• **DATASET EXCERPTS**
☆ ☆ ☆ ☆
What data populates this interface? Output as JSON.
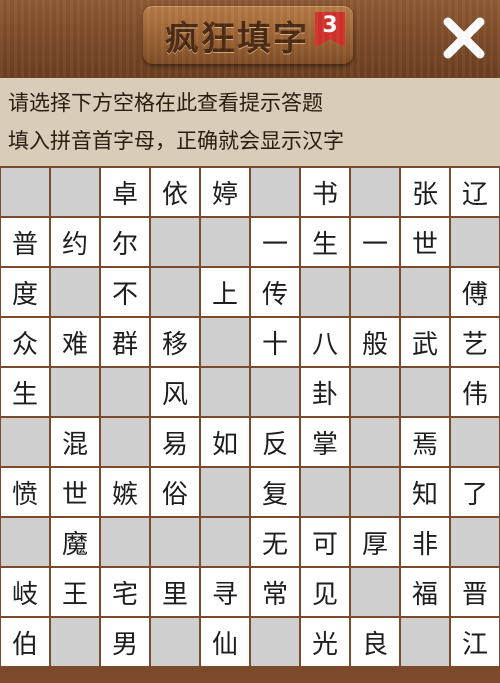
{
  "header": {
    "title": "疯狂填字",
    "level": "3"
  },
  "hints": {
    "line1": "请选择下方空格在此查看提示答题",
    "line2": "填入拼音首字母，正确就会显示汉字"
  },
  "colors": {
    "wood": "#7a4a2a",
    "hint_bg": "#d9cdb9",
    "empty_cell": "#cfcfcf",
    "badge": "#d3312b"
  },
  "icons": {
    "close": "close-icon"
  },
  "grid": [
    [
      "#",
      "#",
      "卓",
      "依",
      "婷",
      "",
      "书",
      "",
      "张",
      "辽"
    ],
    [
      "普",
      "约",
      "尔",
      "",
      "",
      "一",
      "生",
      "一",
      "世",
      ""
    ],
    [
      "度",
      "",
      "不",
      "",
      "上",
      "传",
      "",
      "",
      "",
      "傅"
    ],
    [
      "众",
      "难",
      "群",
      "移",
      "",
      "十",
      "八",
      "般",
      "武",
      "艺"
    ],
    [
      "生",
      "",
      "",
      "风",
      "",
      "",
      "卦",
      "",
      "",
      "伟"
    ],
    [
      "",
      "混",
      "",
      "易",
      "如",
      "反",
      "掌",
      "",
      "焉",
      ""
    ],
    [
      "愤",
      "世",
      "嫉",
      "俗",
      "",
      "复",
      "",
      "",
      "知",
      "了"
    ],
    [
      "",
      "魔",
      "",
      "",
      "",
      "无",
      "可",
      "厚",
      "非",
      ""
    ],
    [
      "岐",
      "王",
      "宅",
      "里",
      "寻",
      "常",
      "见",
      "",
      "福",
      "晋"
    ],
    [
      "伯",
      "",
      "男",
      "",
      "仙",
      "",
      "光",
      "良",
      "",
      "江"
    ]
  ]
}
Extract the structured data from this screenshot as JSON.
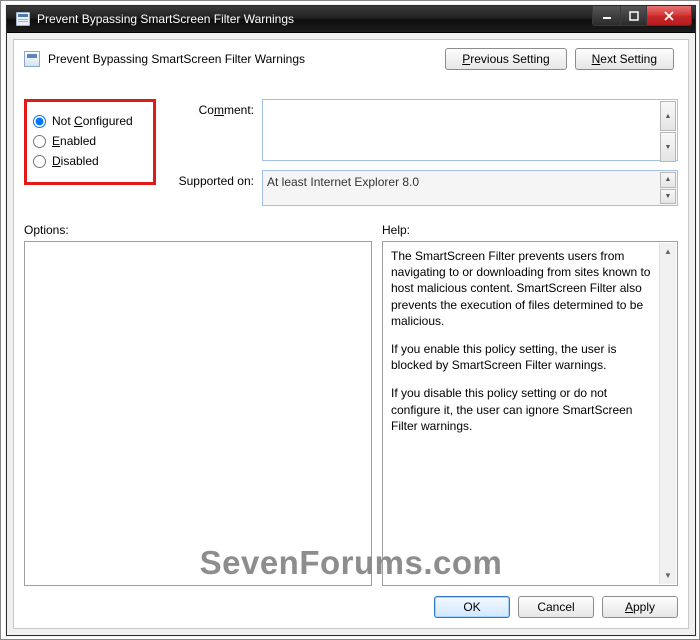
{
  "window": {
    "title": "Prevent Bypassing SmartScreen Filter Warnings"
  },
  "header": {
    "policy_title": "Prevent Bypassing SmartScreen Filter Warnings",
    "prev_label_pre": "",
    "prev_hotkey": "P",
    "prev_label_post": "revious Setting",
    "next_label_pre": "",
    "next_hotkey": "N",
    "next_label_post": "ext Setting"
  },
  "state": {
    "radios": {
      "not_configured": {
        "pre": "Not ",
        "hotkey": "C",
        "post": "onfigured",
        "checked": true
      },
      "enabled": {
        "pre": "",
        "hotkey": "E",
        "post": "nabled",
        "checked": false
      },
      "disabled": {
        "pre": "",
        "hotkey": "D",
        "post": "isabled",
        "checked": false
      }
    },
    "comment_label_pre": "Co",
    "comment_hotkey": "m",
    "comment_label_post": "ment:",
    "comment_value": "",
    "supported_label": "Supported on:",
    "supported_value": "At least Internet Explorer 8.0"
  },
  "panes": {
    "options_label": "Options:",
    "help_label": "Help:",
    "help_paragraphs": [
      "The SmartScreen Filter prevents users from navigating to or downloading from sites known to host malicious content. SmartScreen Filter also prevents the execution of files determined to be malicious.",
      "If you enable this policy setting, the user is blocked by SmartScreen Filter warnings.",
      "If you disable this policy setting or do not configure it, the user can ignore SmartScreen Filter warnings."
    ]
  },
  "footer": {
    "ok": "OK",
    "cancel": "Cancel",
    "apply_pre": "",
    "apply_hotkey": "A",
    "apply_post": "pply"
  },
  "watermark": "SevenForums.com"
}
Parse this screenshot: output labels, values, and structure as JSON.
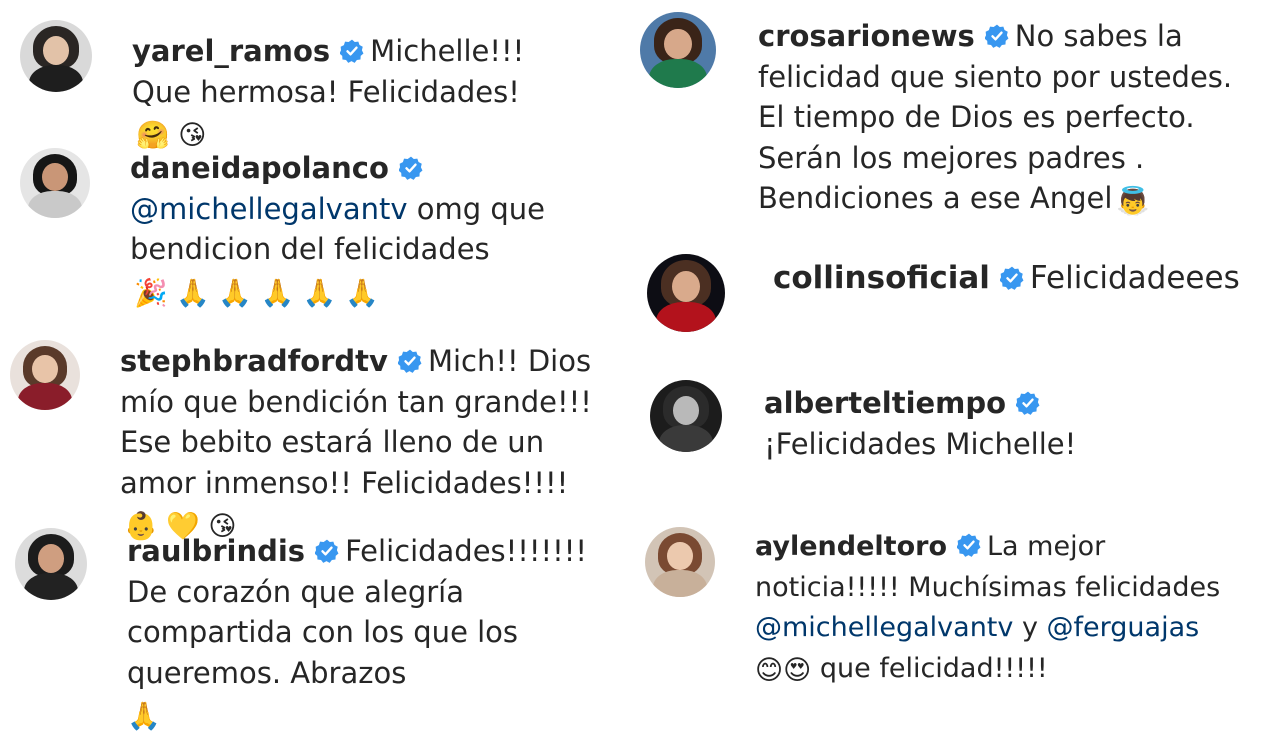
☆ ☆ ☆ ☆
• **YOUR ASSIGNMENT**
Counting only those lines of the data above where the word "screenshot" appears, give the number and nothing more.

• **ANSWER TO THIS TASK**
2